One recent breakthrough in the epigenetics field is the identification of DNA demethylation pathways. A group of enzymes termed ten-eleven translocation (TET) dioxygenases were discovered to catalyze the hydroxylation of 5-methylcytosine (5mC) to 5-hydroxymethylcytosine (5hmC), which cannot be recognized by DNA methyl-transferases (DNMT), leading to replication-dependent demethylation. TET can further oxidize 5hmC to 5-formylcytosine (5fC) and 5-carboxylcytosine (5caC), which are eventually replaced by unmodified cytosine, thus completing the process of replication-independent active DNA demethylation.
Dr. Wang and colleagues are the first to publish that vitamin C is a cofactor for TET enzymes, as it does for other iron and 2-oxoglutarate dependent hydroxylases. Their findings were confirmed by later reports from other groups and are now widely accepted. Compelling evidence has shown that loss of 5hmC is found in most, if not all, types of human cancer. Interestingly, the expression of vitamin C transporters is also decreased in many types of cancers. It is plausible that 5hmC deficit in cancer could be caused, at least partly, by a local deficiency of vitamin C, which must be addressed in clinical care of cancer patients. Furthermore, vitamin C has been shown as a cofactor for a few of, but potentially could be many, histone demethylases, most of which also are iron and 2-oxoglutarate dependent dioxygenases. Dr. Wang's research is dissecting the role of vitamin C in histone demethylation in cancer development.

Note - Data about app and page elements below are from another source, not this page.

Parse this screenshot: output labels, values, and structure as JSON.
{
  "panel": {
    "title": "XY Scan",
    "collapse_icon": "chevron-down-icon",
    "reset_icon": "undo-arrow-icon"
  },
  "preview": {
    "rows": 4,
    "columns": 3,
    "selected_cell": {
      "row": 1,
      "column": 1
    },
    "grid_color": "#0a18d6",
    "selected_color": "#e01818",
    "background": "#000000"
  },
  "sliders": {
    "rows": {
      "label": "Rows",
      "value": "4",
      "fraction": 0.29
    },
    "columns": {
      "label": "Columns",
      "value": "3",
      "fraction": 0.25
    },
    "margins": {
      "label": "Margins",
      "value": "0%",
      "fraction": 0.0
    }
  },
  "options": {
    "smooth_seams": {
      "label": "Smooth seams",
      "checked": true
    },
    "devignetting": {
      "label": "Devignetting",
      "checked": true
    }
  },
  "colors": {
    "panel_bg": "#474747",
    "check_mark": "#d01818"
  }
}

Continuing the DNA demethylation research, his lab has made a breakthrough progress. In a recent publication in eLIFE, they showed that G-protein coupled receptors (GPCRs), via cAMP, regulate DNA demethylation and the transcriptome by modulating the intracellular labile Fe(II) pool. Thus, GPCRs can transduce environmental cues such as pharmaceutical drugs, various hormones, and neurotransmitters into the second messenger cAMP and further to alterations in DNA methylation, which could be implicated in human health and disease. There are about 800 GPCRs in humans and nearly 50% of all marketed drugs target GPCRs. More importantly, GPCRs play critical roles in cancer and GPCRs have been recognized as emerging anti-cancer drug targets. Thus, his research is also working on the epigenetic role of GPCRs in cancer treatment.